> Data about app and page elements
◆ ◆ ◆
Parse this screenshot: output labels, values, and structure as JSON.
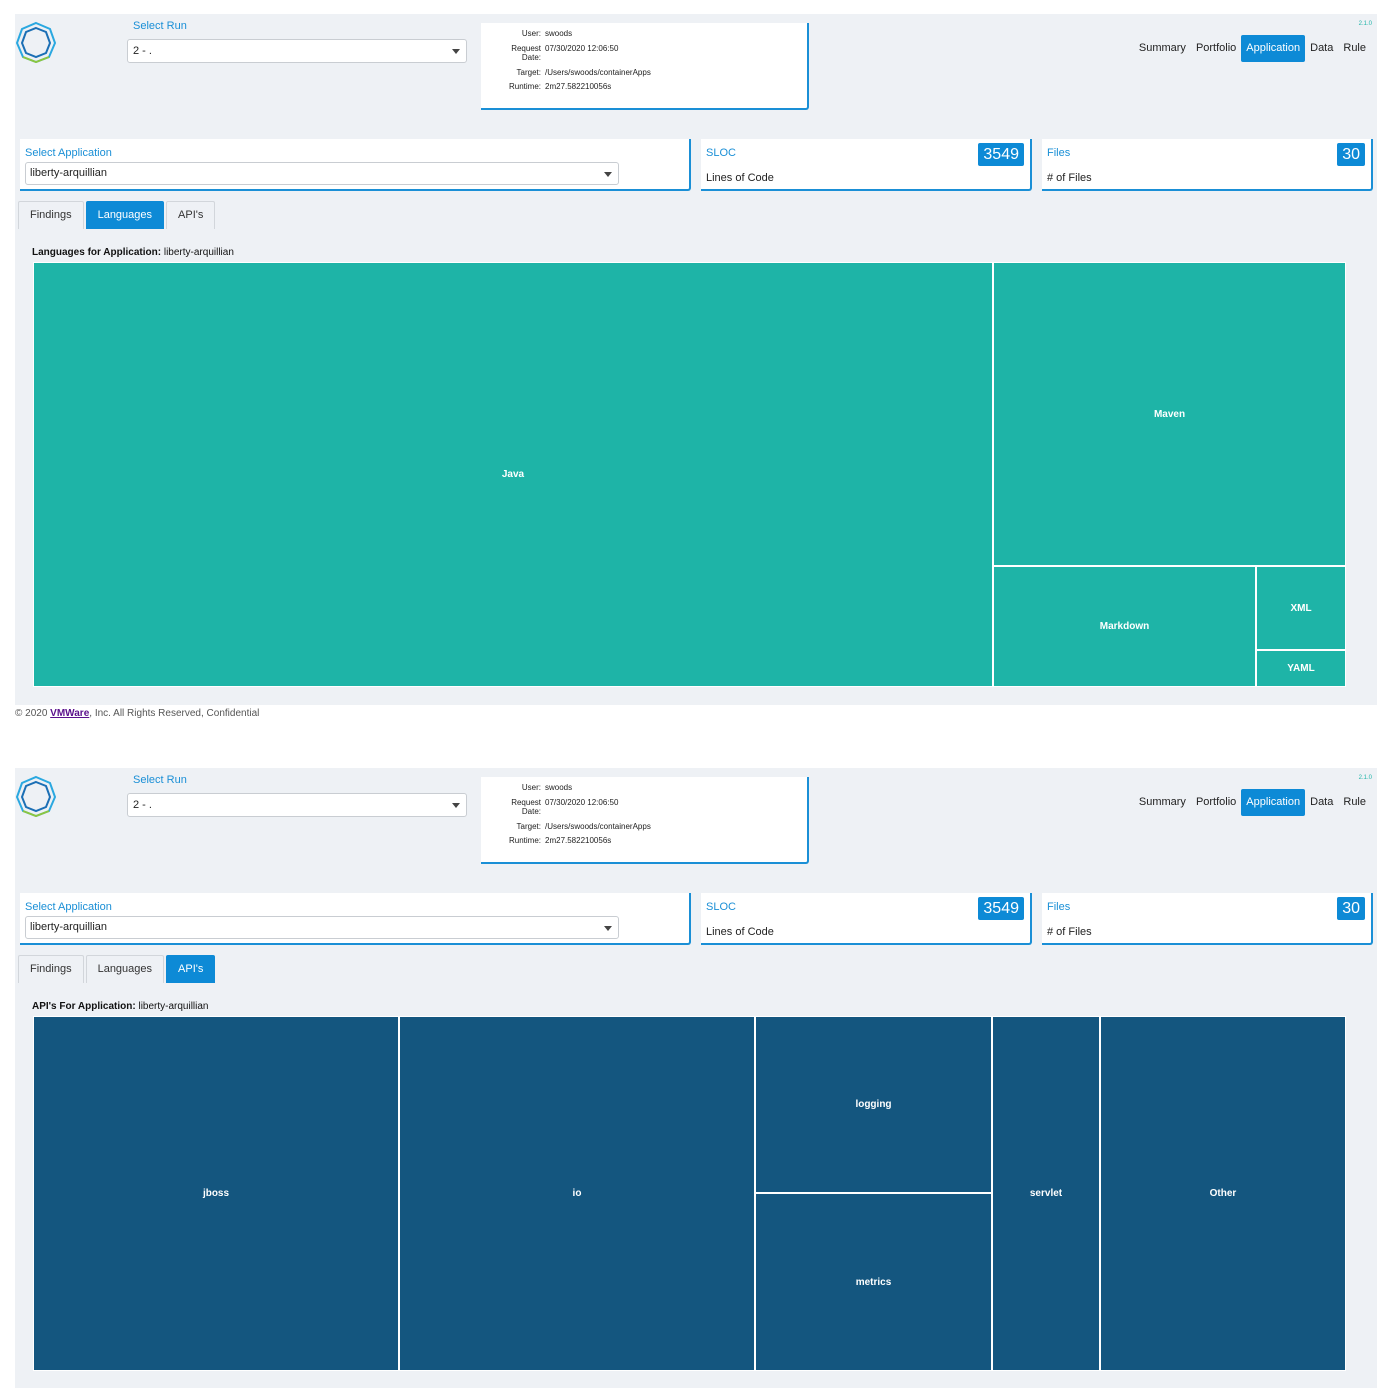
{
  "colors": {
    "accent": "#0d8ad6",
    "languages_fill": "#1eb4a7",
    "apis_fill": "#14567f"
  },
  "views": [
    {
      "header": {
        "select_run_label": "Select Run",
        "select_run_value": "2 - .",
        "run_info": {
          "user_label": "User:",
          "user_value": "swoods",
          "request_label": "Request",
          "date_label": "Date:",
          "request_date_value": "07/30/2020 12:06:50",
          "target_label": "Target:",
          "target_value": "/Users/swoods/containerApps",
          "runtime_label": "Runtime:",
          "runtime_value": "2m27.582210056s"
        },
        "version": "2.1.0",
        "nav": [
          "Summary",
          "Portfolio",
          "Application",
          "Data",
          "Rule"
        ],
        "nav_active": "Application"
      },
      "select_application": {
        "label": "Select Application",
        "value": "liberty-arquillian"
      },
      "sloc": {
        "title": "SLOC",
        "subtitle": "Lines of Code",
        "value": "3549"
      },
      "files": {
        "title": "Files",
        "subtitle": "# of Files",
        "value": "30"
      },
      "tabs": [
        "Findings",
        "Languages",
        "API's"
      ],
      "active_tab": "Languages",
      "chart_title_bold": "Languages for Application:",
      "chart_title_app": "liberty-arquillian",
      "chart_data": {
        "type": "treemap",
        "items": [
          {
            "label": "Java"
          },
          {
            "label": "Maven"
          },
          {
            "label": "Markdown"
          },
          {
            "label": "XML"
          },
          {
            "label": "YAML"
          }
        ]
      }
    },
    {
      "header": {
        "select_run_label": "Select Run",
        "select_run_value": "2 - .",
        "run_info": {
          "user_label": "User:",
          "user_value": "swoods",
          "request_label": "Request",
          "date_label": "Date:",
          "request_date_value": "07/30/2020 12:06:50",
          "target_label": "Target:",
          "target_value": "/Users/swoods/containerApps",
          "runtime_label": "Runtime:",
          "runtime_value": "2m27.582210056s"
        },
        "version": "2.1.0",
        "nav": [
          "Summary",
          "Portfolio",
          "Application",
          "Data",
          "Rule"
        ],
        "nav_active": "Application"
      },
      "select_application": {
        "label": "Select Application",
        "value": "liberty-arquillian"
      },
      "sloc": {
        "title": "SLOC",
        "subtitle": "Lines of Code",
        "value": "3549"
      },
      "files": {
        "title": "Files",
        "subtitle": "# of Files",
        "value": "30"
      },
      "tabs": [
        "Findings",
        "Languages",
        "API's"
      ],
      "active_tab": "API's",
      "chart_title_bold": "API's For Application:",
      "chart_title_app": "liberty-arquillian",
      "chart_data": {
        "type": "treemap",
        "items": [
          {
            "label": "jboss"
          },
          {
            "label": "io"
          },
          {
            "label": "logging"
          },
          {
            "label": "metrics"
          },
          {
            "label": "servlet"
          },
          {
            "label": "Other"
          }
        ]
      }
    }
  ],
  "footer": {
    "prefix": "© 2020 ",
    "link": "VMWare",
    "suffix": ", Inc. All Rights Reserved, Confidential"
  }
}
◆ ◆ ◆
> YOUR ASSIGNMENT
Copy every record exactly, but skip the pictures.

> PROBLEM SOLUTION
Parse this screenshot: output labels, values, and structure as JSON.
{
  "colors": {
    "accent": "#0d8ad6",
    "languages_fill": "#1eb4a7",
    "apis_fill": "#14567f"
  },
  "views": [
    {
      "header": {
        "select_run_label": "Select Run",
        "select_run_value": "2 - .",
        "run_info": {
          "user_label": "User:",
          "user_value": "swoods",
          "request_label": "Request",
          "date_label": "Date:",
          "request_date_value": "07/30/2020 12:06:50",
          "target_label": "Target:",
          "target_value": "/Users/swoods/containerApps",
          "runtime_label": "Runtime:",
          "runtime_value": "2m27.582210056s"
        },
        "version": "2.1.0",
        "nav": [
          "Summary",
          "Portfolio",
          "Application",
          "Data",
          "Rule"
        ],
        "nav_active": "Application"
      },
      "select_application": {
        "label": "Select Application",
        "value": "liberty-arquillian"
      },
      "sloc": {
        "title": "SLOC",
        "subtitle": "Lines of Code",
        "value": "3549"
      },
      "files": {
        "title": "Files",
        "subtitle": "# of Files",
        "value": "30"
      },
      "tabs": [
        "Findings",
        "Languages",
        "API's"
      ],
      "active_tab": "Languages",
      "chart_title_bold": "Languages for Application:",
      "chart_title_app": "liberty-arquillian",
      "chart_data": {
        "type": "treemap",
        "items": [
          {
            "label": "Java"
          },
          {
            "label": "Maven"
          },
          {
            "label": "Markdown"
          },
          {
            "label": "XML"
          },
          {
            "label": "YAML"
          }
        ]
      }
    },
    {
      "header": {
        "select_run_label": "Select Run",
        "select_run_value": "2 - .",
        "run_info": {
          "user_label": "User:",
          "user_value": "swoods",
          "request_label": "Request",
          "date_label": "Date:",
          "request_date_value": "07/30/2020 12:06:50",
          "target_label": "Target:",
          "target_value": "/Users/swoods/containerApps",
          "runtime_label": "Runtime:",
          "runtime_value": "2m27.582210056s"
        },
        "version": "2.1.0",
        "nav": [
          "Summary",
          "Portfolio",
          "Application",
          "Data",
          "Rule"
        ],
        "nav_active": "Application"
      },
      "select_application": {
        "label": "Select Application",
        "value": "liberty-arquillian"
      },
      "sloc": {
        "title": "SLOC",
        "subtitle": "Lines of Code",
        "value": "3549"
      },
      "files": {
        "title": "Files",
        "subtitle": "# of Files",
        "value": "30"
      },
      "tabs": [
        "Findings",
        "Languages",
        "API's"
      ],
      "active_tab": "API's",
      "chart_title_bold": "API's For Application:",
      "chart_title_app": "liberty-arquillian",
      "chart_data": {
        "type": "treemap",
        "items": [
          {
            "label": "jboss"
          },
          {
            "label": "io"
          },
          {
            "label": "logging"
          },
          {
            "label": "metrics"
          },
          {
            "label": "servlet"
          },
          {
            "label": "Other"
          }
        ]
      }
    }
  ],
  "footer": {
    "prefix": "© 2020 ",
    "link": "VMWare",
    "suffix": ", Inc. All Rights Reserved, Confidential"
  }
}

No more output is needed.